California Reformers Swipe At Beloved Ballot Initiatives
CONSTITUTION 'A MESS'
| SAN FRANCISCO
California's Constitution has been amended 492 times since it was enacted in 1879.
Now an effort is afoot to overhaul the tattered document in a way that would significantly revamp how government operates - including a proposal that could diminish the import of California's beloved citizen-sponsored ballot initiatives.
"Our constitution is not something anyone can be proud of. Collectively, it's a mess," says Donald Benninghoven, vice chairman of the commission that, after two years of work, recently unveiled its sweeping revision.
The commission's proposals, which may establish a precedent for other state governments, offer a novel method to overhaul the relationship of local and state governments, consolidate executive authority in the governor, and mandate a two-year balanced budget.
Commission backers present these changes as a way to restore the accountability of government.
"There is a perception among our citizens that government is not working in California and not delivering value for the dollars we pay," says commission chairman William Hauck. "We need to change that."
But the commission is meeting significant opposition to its attempted reform of citizen-backed ballot initiatives.
"They're trying to make it a little more difficult to use the initiative process," says Joel Fox of the Howard Jarvis Taxpayers Association, who was recently appointed to fill a vacancy on the commission by Gov. Pete Wilson (R).
The suggested revision would allow the legislature to alter the wording of an initiative before it goes on the ballot, with the consent of the sponsors, and to amend statutes approved by voters after six years.
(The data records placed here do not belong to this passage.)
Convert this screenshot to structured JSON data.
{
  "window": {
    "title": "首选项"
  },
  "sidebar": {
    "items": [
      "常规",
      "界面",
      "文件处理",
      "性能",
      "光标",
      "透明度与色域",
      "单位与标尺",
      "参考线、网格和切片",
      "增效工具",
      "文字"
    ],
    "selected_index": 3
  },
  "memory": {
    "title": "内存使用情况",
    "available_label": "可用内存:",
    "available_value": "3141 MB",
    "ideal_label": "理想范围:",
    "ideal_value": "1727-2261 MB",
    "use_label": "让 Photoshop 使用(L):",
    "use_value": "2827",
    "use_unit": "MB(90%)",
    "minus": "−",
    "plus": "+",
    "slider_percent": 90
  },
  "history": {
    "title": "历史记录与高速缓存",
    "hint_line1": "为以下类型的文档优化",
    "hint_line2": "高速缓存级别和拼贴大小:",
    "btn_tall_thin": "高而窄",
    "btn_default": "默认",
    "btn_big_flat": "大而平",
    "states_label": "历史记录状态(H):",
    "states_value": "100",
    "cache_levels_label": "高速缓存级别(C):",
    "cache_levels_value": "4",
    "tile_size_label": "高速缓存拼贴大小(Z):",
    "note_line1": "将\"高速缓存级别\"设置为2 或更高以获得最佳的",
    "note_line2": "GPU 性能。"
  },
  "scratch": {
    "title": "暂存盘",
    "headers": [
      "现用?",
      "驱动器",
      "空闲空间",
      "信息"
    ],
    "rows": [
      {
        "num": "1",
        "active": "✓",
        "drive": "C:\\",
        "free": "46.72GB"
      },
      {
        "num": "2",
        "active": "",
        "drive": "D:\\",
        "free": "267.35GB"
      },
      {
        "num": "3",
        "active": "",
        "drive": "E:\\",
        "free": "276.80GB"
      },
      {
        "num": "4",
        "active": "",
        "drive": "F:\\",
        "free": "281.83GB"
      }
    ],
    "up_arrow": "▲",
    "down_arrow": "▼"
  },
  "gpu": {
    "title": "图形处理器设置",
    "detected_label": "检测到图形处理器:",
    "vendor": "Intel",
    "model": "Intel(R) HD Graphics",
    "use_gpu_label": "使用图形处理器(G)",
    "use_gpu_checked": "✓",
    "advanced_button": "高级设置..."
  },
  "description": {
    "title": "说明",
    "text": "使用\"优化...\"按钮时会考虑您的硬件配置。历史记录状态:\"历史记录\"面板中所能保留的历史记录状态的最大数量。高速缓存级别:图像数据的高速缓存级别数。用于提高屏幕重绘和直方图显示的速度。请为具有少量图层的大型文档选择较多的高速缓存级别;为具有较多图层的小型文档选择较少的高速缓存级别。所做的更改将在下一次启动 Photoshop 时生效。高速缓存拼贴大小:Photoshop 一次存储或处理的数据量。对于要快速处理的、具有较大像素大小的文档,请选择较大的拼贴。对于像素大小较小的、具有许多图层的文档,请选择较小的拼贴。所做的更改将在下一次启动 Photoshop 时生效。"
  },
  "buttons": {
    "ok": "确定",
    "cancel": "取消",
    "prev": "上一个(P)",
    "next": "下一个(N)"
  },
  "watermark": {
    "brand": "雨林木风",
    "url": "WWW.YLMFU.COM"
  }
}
Backers point out that California is currently the only state among the 24 initiative states that does not give the legislature the right to make such changes.
The constitutional rewrite also chips away at some of the most popular constitutional initiatives, including term limits and Proposition 13, the 1978 measure that capped California's property taxes and sparked a nationwide tax revolt. The revision allows local school districts to raise funds by increasing property taxes if two-thirds of the voters agree and to increase sales taxes by a majority vote. Many Californians blame Proposition 13's transfer of property-tax authority from localities to the state for the decay of California's public-education system in the past two decades.
Perhaps the most innovative aspect of the constitutional revision is a proposal for local governments to create "home-rule community charters," which would redefine the responsibilities of local-government agencies. California currently has about 7,000 separate government entities, presiding over everything from mosquito control to water management. Commission members say more efficient government is needed in this era of shrinking resources.
Even commission backers acknowledge, however, that these reforms face tough going in the state legislature, which must vote on the changes before placing them before voters. The expected opposition of special interests is compounded by a general political apathy surrounding the proposals.
The sense of urgency that propelled the formation of the commission two years ago - amid a deep economic crisis and voter anger over deteriorating services - has eased.
"There is a general sense of dissatisfaction with government, but the recession has bottomed out in California," says Assemblyman Phillip Isenberg, a key figure behind the drive to update the Constitution. He expresses skepticism about the legislature's readiness to put the proposals on the November ballot.